**Your instructions**
State how many lines of the records contain the string "name", and give no other information.
Supplied material below:
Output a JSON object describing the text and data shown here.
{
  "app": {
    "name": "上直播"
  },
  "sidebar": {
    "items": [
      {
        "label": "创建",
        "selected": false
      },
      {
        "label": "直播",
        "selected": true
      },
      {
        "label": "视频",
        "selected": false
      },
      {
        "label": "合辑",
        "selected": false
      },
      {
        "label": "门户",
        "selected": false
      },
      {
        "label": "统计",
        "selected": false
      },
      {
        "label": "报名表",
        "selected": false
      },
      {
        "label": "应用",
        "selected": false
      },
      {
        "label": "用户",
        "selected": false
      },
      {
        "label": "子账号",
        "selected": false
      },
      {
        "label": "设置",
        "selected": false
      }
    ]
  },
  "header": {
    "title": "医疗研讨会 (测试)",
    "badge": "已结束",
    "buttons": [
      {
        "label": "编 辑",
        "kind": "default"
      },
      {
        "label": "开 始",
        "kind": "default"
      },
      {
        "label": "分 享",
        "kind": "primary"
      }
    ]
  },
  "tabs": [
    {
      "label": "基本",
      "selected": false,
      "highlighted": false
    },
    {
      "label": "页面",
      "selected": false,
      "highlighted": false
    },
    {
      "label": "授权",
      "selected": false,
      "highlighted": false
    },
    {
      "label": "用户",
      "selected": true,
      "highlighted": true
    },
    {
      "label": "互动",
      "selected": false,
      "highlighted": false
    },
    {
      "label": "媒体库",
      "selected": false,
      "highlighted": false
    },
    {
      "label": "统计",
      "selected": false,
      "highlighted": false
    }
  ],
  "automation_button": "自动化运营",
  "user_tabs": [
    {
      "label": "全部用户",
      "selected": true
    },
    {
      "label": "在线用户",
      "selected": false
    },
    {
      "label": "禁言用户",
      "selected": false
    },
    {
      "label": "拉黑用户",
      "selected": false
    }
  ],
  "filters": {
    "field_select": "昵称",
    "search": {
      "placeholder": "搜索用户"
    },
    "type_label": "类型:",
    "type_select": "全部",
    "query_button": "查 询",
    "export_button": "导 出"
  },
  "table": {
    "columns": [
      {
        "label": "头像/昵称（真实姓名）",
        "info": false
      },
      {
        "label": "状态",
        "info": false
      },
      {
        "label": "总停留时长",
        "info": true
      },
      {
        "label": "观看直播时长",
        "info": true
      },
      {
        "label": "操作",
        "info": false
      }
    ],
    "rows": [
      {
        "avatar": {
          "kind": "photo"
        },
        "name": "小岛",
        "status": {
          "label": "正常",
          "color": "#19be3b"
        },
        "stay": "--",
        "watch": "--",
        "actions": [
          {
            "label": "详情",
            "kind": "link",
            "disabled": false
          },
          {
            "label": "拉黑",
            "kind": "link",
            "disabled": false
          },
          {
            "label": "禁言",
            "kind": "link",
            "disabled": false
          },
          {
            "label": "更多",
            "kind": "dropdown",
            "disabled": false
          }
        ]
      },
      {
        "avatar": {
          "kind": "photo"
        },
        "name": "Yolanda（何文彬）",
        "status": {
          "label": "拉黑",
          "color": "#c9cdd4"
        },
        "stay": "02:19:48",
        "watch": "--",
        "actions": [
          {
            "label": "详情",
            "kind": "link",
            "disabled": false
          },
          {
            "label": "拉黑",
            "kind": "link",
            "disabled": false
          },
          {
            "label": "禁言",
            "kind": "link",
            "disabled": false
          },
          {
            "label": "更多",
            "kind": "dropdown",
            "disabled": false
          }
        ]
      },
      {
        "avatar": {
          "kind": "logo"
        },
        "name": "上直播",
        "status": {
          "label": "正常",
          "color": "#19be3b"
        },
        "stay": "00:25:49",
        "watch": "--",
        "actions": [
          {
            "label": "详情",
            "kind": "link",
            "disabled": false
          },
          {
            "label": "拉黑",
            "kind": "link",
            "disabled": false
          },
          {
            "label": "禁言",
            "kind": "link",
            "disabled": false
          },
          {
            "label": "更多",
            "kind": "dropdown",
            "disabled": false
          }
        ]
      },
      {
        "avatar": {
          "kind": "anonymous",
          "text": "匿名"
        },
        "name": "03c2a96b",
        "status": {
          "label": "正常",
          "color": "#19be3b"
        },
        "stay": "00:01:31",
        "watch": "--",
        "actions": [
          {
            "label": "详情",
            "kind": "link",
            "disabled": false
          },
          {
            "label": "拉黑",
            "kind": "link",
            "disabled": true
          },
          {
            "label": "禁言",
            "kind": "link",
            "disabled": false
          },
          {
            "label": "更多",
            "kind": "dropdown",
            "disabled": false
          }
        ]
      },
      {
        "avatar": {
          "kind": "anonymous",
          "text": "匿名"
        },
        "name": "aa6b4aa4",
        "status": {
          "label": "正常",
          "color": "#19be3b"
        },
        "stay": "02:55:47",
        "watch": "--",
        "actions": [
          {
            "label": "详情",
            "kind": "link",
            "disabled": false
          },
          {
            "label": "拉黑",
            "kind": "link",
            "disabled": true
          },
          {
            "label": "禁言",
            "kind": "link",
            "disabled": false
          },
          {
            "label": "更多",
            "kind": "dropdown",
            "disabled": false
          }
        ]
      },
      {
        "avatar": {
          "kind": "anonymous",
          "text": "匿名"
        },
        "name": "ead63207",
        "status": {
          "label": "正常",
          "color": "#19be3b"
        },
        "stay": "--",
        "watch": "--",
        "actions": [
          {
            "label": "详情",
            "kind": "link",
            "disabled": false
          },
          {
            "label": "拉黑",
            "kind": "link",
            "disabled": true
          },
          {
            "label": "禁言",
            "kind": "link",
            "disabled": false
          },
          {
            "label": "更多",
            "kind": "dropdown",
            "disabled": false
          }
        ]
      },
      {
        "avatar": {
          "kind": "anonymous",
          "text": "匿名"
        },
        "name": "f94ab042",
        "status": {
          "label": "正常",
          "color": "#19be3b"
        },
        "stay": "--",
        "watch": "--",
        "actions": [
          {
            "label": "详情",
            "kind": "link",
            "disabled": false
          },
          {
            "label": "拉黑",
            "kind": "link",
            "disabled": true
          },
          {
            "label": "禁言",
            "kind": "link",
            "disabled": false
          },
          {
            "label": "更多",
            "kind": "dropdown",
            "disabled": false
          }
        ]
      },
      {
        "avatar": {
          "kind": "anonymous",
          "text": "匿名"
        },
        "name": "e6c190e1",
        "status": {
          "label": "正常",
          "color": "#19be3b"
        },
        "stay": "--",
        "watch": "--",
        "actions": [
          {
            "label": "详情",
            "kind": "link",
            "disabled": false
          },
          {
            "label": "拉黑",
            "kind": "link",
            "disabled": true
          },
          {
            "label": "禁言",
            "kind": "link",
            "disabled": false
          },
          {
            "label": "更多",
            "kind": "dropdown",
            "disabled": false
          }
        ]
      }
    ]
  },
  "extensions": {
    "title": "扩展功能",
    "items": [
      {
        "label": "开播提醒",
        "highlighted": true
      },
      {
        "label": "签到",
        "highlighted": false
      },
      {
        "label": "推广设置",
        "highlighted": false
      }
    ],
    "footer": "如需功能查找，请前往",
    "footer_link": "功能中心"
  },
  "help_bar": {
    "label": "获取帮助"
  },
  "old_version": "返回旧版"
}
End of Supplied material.
**The answer**
9